settlement proceeds remained in his trust account.
    The respondent showed a similar lack of forthrightness with respect to the client on whose behalf he filed the lawsuit against the automobile dealership. When he contacted her after the filing of the grievance, he sought her input as to how to proceed with the lawsuit, although he knew that the case had been dismissed for his lack of diligence in litigating it.     Through his actions, the respondent has shown a general predilection to deceive clients as to the status of their cases and to represent them in a manner inconsistent with their best interests.

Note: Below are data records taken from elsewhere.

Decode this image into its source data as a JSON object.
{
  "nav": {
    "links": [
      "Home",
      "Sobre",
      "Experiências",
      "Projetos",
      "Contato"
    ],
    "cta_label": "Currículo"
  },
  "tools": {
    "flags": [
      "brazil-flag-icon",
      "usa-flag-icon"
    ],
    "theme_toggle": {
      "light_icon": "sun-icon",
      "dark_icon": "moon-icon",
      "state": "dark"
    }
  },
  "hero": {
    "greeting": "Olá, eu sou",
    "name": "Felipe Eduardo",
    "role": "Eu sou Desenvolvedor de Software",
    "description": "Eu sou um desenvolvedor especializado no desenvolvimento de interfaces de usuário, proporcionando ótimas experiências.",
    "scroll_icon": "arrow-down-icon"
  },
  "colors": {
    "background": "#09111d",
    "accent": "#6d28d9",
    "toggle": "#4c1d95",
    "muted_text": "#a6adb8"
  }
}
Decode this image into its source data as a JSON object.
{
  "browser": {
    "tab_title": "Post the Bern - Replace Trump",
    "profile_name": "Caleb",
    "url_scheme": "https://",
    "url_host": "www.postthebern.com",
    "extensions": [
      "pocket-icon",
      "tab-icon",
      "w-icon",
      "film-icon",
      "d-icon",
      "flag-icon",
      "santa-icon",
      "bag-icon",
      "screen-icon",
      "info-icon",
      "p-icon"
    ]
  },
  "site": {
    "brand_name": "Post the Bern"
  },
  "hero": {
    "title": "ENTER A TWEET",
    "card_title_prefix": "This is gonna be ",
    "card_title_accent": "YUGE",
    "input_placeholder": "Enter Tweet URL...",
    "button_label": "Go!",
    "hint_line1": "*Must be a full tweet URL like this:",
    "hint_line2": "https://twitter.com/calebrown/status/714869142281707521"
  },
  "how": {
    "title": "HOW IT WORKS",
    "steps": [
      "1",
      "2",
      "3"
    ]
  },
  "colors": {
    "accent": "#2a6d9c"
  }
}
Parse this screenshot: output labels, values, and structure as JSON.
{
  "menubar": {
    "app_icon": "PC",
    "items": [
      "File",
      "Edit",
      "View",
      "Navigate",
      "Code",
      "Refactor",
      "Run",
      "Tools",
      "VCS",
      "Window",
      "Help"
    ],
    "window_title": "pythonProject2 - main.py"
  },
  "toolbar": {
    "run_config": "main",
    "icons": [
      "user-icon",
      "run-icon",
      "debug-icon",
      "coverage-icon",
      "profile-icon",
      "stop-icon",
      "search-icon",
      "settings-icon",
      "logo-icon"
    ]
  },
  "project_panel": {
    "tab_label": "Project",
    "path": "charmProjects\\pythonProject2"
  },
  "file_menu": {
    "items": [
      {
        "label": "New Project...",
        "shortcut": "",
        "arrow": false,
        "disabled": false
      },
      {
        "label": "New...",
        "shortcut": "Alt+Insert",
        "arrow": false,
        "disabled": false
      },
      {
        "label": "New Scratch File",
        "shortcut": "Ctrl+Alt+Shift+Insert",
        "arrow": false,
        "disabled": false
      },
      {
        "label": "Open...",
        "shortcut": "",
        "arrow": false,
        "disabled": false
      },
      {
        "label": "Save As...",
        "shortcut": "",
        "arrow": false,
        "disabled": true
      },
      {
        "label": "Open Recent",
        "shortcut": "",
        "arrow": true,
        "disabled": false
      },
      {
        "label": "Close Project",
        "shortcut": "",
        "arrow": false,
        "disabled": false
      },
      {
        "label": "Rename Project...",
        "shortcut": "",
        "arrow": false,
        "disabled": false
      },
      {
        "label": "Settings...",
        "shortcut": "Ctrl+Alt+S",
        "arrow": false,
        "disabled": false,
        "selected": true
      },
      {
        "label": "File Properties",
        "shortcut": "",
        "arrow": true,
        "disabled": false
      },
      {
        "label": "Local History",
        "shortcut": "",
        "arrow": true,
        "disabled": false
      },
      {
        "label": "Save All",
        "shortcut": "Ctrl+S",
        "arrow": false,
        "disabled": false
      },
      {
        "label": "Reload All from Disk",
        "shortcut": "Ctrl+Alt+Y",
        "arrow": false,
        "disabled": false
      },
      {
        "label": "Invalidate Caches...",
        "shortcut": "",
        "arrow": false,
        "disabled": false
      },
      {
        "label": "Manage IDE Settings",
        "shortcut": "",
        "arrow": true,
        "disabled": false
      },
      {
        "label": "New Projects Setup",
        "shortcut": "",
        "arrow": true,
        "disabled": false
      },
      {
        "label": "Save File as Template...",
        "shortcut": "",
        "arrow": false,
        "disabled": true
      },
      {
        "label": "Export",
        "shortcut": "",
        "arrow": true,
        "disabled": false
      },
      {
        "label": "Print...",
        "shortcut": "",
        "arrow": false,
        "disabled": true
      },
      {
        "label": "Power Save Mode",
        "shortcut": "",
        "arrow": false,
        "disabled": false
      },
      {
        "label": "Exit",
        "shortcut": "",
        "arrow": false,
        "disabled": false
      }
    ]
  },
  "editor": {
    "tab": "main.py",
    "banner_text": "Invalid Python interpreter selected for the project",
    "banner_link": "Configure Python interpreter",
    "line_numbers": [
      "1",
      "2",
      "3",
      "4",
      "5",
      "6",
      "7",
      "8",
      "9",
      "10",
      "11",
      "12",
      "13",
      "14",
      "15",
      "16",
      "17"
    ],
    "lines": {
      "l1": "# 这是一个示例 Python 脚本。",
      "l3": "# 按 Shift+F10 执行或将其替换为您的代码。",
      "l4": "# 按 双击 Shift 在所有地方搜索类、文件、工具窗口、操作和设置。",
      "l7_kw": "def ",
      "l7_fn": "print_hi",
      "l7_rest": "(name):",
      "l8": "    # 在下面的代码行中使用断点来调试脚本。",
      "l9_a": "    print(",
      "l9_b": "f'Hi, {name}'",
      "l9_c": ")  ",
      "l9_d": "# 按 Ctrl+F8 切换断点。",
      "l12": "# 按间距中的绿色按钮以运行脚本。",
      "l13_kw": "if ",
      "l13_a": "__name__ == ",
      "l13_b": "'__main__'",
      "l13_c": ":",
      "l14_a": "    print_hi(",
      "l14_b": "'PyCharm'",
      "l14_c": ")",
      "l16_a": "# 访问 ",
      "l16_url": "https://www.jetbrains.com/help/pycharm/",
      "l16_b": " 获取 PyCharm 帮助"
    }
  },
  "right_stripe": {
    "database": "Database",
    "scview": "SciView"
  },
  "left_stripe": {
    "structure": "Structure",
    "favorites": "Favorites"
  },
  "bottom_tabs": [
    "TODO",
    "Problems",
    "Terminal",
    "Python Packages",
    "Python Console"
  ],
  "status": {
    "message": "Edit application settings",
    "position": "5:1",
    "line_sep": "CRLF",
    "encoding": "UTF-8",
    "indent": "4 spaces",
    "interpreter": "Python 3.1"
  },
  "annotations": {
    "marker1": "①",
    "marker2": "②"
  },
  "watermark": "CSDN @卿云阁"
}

Such actions suggest a lack of the integrity, honesty and diligence integral to the practice of law. Under these circumstances, we conclude that an 18-month suspension is appropriate.
    Accordingly, it is ordered that the respondent, Benedict L. Samai, is suspended from the practice of law for a period of not less than 18 months, beginning March 15, 1999. At the conclusion of that period, he may petition this Court for reinstatement to the practice of law, provided he can demonstrate compliance with the requirements of Admis.Disc.R. 23.
    The clerk of this Court is directed to provide notice of this order in accordance with Admis.Disc.R. 23(3)(d) and to provide the clerk of the United States Court of Appeals for the Seventh Circuit, the clerk of each of the United States District Courts in this state, and the clerk for each of the United States Bankruptcy Courts in this state with the last known address of the respondent as reflected in the records of the clerk.
    Costs of this proceeding are assessed against the respondent.



Footnote:     1Prof.Cond.R. 1.2(a) provides:

        A lawyer shall abide by a client's decisions concerning
        the objectives of representation, subject to paragraphs
        (c), (d) and (e), and shall consult with the client as to
        the means by which they are to be pursued. A lawyer
        shall abide by a client's decision whether to accept an
        offer of settlement of a matter. . . .


Footnote:     2Prof.Cond.R. 1.4(b) provides:

        A lawyer shall explain a matter to the extent reasonably
        necessary to permit the client to make informed
        decisions regarding the representation.


Footnote:     3Prof.Cond.R. 8.4(b) provides:

        It is professional misconduct for a lawyer to: . . .

            (b) commit a criminal act that reflects adversely
            on the lawyer's honesty, trustworthiness or fitness
            as a lawyer in other respects.

    
        
        

        

Converted from WP6.1 by the Access Indiana Information Network